Last updated at Mon, 28 Oct 2019 16:53:12 GMT

IT professionals set up service accounts to enable automated processes, such as backup services and network scans. In UserInsight, we can give you quick visibility into service accounts by detecting which accounts do not have password expiration enabled. Many UserInsight subscribers love this simple feature, which is available the instant they have integrated their LDAP directory with UserInsight. In addition, UserInsight has several new ways to detect compromised service accounts.

To do their job, service accounts often have to be given access to a large number of hosts on the network, making them a key target for attacks. Even when service accounts use long passwords, they can be hijacked using attacker honeypots and pass-the-hash attacks. We've seen this time and time again in penetration tests, and it's surprisingly effective.

When we researched how to detect compromised service accounts we realized that they typically only authenticate from one or two source assets, e.g. a backup server. On the flip-side, we often see service accounts authenticate to a large number of assets. Based on this research, we've added a new incident type that triggers when UserInsight observes a new source asset for a service account, in other words, a service account authenticating from a particular asset for the first time.

Note: The data in this screen has been anonymized/randomized and the service account is therefore named after a person, not a service.

Another way UserInsight is already detecting compromised service accounts is to detect service accounts trying to access the network from the Internet. The incident alert type "Ingress From Service Account" triggers when a service account ingresses to the network through VPN, ActiveSync, OWA and other external-facing services. The concept here is that service accounts are generally not real user accounts and should only be used internally.

Note: The data in this screen has been anonymized/randomized and the service account is therefore named after a person, not a service.

In addition to service account specific alert types, UserInsight has many different ways to detect both local and domain credential abuse. Monitoring domain controller logs alone will not be effective in detecting these because this misses the prevalent use of pass-the-hash attacks using stolen credentials. UserInsight leverages the scanning technology from Rapid7 Nexpose to obtain endpoint logs and other information without requiring the deployment of an endpoint agent.

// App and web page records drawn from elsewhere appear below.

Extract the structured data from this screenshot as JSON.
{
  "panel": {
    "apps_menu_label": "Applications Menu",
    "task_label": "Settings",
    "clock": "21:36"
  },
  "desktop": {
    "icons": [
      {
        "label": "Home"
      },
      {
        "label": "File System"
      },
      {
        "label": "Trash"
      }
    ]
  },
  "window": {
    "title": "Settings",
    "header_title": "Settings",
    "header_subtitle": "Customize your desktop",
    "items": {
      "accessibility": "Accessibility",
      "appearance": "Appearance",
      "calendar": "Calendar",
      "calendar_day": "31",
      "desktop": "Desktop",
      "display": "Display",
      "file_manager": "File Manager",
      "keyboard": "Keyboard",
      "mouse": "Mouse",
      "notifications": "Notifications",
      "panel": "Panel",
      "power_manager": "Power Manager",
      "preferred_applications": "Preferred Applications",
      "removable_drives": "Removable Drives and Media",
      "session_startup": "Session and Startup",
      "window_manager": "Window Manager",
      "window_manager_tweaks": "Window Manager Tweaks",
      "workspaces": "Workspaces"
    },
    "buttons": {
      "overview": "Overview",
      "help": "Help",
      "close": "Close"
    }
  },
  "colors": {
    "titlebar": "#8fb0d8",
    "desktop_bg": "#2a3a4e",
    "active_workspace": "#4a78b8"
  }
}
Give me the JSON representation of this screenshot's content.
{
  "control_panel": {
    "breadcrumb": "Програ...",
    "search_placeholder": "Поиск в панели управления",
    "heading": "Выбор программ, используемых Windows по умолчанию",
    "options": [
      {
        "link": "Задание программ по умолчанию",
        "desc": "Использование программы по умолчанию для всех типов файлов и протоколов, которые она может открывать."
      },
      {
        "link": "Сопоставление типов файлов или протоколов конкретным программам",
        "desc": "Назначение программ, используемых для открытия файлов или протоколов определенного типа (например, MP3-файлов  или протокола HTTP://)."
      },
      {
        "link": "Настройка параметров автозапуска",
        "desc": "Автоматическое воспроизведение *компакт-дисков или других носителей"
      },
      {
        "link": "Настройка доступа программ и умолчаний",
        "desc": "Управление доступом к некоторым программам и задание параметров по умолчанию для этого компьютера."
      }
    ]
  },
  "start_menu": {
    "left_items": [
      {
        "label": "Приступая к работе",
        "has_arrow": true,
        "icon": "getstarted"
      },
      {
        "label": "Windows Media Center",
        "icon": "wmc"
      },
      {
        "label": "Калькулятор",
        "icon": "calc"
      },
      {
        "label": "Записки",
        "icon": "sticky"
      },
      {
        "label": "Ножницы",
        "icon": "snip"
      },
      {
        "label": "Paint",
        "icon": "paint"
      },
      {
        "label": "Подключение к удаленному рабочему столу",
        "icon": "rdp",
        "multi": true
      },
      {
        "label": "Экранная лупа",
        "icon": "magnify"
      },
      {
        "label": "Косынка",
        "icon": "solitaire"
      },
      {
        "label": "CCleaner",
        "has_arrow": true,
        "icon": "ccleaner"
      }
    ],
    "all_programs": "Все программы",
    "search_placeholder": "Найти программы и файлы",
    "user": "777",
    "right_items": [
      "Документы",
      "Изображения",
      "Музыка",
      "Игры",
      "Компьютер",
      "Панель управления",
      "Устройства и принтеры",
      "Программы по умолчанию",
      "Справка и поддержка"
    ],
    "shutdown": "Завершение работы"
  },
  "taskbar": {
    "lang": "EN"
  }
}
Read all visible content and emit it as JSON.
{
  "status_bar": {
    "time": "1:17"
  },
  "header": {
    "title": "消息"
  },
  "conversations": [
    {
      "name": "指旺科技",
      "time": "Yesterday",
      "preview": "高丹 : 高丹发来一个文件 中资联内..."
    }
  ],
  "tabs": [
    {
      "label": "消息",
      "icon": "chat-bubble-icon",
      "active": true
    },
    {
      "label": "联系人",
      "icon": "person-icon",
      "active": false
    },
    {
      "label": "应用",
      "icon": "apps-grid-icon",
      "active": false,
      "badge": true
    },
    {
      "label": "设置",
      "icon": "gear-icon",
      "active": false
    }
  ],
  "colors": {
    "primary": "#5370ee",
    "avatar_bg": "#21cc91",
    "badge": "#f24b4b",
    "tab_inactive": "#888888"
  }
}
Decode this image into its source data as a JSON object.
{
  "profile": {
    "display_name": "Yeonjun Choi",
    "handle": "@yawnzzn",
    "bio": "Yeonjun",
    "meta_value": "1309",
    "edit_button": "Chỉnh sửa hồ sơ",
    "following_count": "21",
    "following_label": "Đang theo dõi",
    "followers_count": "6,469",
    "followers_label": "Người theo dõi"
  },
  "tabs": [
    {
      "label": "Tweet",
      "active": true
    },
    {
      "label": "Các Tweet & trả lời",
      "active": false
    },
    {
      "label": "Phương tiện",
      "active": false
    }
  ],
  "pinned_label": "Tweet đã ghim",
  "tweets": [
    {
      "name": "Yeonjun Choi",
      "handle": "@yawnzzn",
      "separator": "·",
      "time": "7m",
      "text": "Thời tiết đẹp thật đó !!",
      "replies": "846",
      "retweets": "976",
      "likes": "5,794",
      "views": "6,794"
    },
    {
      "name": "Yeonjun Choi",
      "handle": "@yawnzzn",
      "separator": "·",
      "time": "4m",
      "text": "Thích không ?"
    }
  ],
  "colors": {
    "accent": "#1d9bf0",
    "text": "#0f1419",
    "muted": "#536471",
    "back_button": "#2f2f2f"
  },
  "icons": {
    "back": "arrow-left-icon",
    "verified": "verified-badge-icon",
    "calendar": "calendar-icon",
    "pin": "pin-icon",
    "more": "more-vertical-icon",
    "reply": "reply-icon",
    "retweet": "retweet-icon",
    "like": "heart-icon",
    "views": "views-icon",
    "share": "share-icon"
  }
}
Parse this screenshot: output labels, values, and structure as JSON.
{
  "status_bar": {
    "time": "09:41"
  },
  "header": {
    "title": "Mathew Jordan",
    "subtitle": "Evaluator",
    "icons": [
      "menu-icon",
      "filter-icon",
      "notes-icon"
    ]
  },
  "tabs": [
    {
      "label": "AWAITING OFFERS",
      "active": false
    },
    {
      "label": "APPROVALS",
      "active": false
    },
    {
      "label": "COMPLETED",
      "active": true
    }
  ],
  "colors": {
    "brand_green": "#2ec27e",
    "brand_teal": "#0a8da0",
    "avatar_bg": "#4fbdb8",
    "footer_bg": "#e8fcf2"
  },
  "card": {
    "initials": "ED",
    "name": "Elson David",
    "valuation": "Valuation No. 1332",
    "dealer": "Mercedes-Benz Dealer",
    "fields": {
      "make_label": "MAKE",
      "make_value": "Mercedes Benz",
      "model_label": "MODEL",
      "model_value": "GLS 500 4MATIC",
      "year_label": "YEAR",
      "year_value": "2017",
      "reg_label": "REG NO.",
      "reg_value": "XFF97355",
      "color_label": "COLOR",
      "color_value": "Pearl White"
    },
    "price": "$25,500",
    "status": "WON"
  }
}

If you would like to see what UserInsight can do for you to detect compromised service and user accounts on your network, request a free UserInsight demo.